== What is needed ==
Please tell how many of the lines below contain "value", using only a number.

*** Opening of Given records ***

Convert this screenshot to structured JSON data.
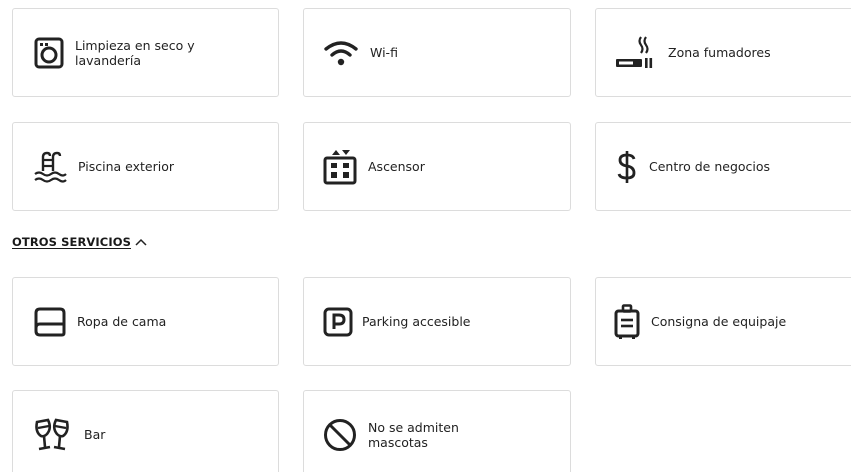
{
  "top_amenities": [
    {
      "label": "Limpieza en seco y\nlavandería",
      "icon": "washing-machine-icon"
    },
    {
      "label": "Wi-fi",
      "icon": "wifi-icon"
    },
    {
      "label": "Zona fumadores",
      "icon": "smoking-icon"
    },
    {
      "label": "Piscina exterior",
      "icon": "pool-icon"
    },
    {
      "label": "Ascensor",
      "icon": "elevator-icon"
    },
    {
      "label": "Centro de negocios",
      "icon": "dollar-icon"
    }
  ],
  "other_services": {
    "title": "OTROS SERVICIOS",
    "expanded": true,
    "toggle_icon": "chevron-up-icon",
    "items": [
      {
        "label": "Ropa de cama",
        "icon": "bed-linen-icon"
      },
      {
        "label": "Parking accesible",
        "icon": "parking-icon"
      },
      {
        "label": "Consigna de equipaje",
        "icon": "luggage-icon"
      },
      {
        "label": "Bar",
        "icon": "cheers-glasses-icon"
      },
      {
        "label": "No se admiten\nmascotas",
        "icon": "no-pets-icon"
      }
    ]
  }
}
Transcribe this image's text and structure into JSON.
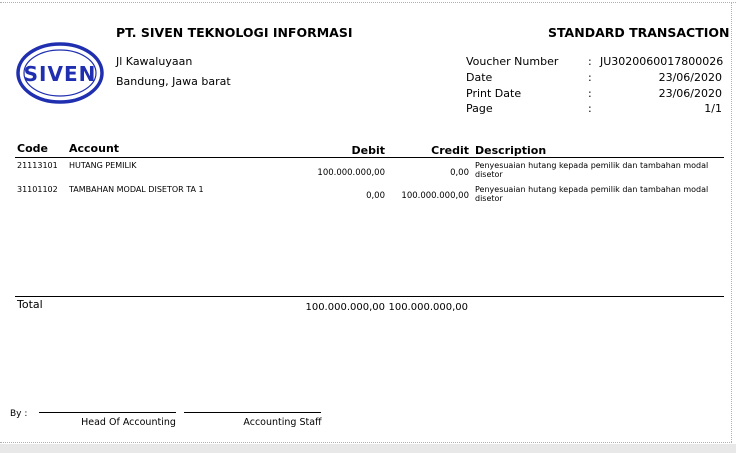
{
  "company": {
    "name": "PT. SIVEN TEKNOLOGI INFORMASI",
    "logo_text": "SIVEN",
    "address_line1": "Jl Kawaluyaan",
    "address_line2": "Bandung, Jawa barat"
  },
  "document_title": "STANDARD TRANSACTION",
  "meta": [
    {
      "label": "Voucher Number",
      "value": "JU3020060017800026"
    },
    {
      "label": "Date",
      "value": "23/06/2020"
    },
    {
      "label": "Print Date",
      "value": "23/06/2020"
    },
    {
      "label": "Page",
      "value": "1/1"
    }
  ],
  "table": {
    "headers": {
      "code": "Code",
      "account": "Account",
      "debit": "Debit",
      "credit": "Credit",
      "description": "Description"
    },
    "rows": [
      {
        "code": "21113101",
        "account": "HUTANG PEMILIK",
        "debit": "100.000.000,00",
        "credit": "0,00",
        "description": "Penyesuaian hutang kepada pemilik dan tambahan modal disetor"
      },
      {
        "code": "31101102",
        "account": "TAMBAHAN MODAL DISETOR TA 1",
        "debit": "0,00",
        "credit": "100.000.000,00",
        "description": "Penyesuaian hutang kepada pemilik dan tambahan modal disetor"
      }
    ],
    "total_label": "Total",
    "total_debit": "100.000.000,00",
    "total_credit": "100.000.000,00"
  },
  "signatures": {
    "by_label": "By :",
    "sig1": "Head Of Accounting",
    "sig2": "Accounting Staff"
  },
  "colors": {
    "logo_blue": "#1f2fb0"
  }
}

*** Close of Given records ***

== Answer box ==
4